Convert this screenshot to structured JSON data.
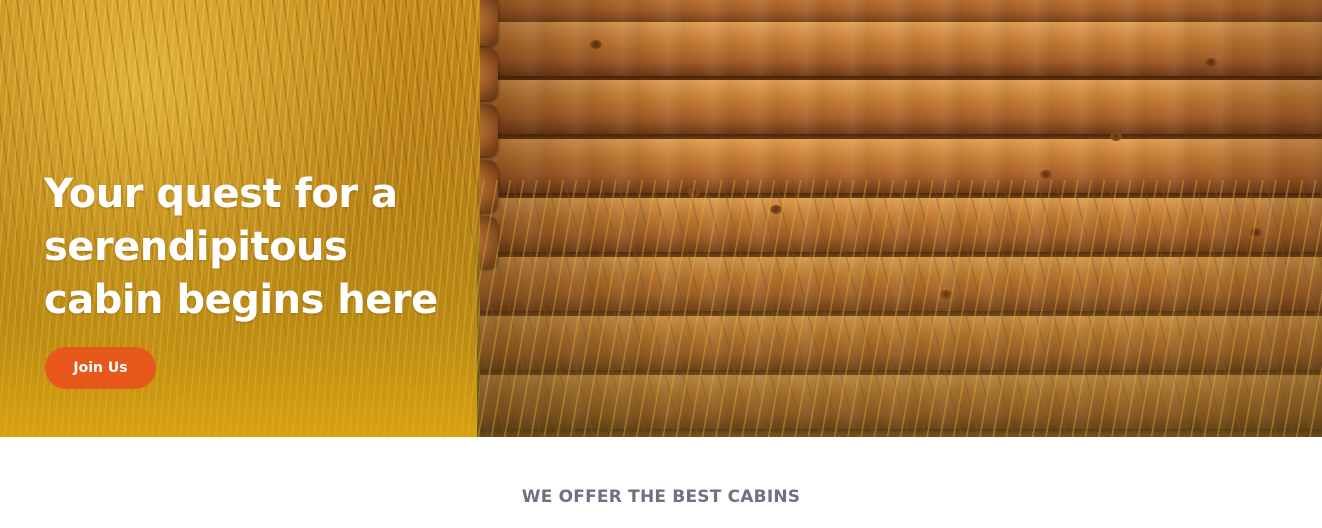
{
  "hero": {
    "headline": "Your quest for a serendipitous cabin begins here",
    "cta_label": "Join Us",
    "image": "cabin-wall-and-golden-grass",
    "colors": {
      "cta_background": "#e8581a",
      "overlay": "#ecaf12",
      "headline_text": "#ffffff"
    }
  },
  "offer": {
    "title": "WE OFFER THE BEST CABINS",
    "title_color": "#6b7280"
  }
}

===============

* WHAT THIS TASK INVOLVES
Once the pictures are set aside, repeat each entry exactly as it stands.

* OUTPUT FOR THIS TASK
Convert this screenshot to structured JSON data.
{
  "hero": {
    "headline": "Your quest for a serendipitous cabin begins here",
    "cta_label": "Join Us",
    "image": "cabin-wall-and-golden-grass",
    "colors": {
      "cta_background": "#e8581a",
      "overlay": "#ecaf12",
      "headline_text": "#ffffff"
    }
  },
  "offer": {
    "title": "WE OFFER THE BEST CABINS",
    "title_color": "#6b7280"
  }
}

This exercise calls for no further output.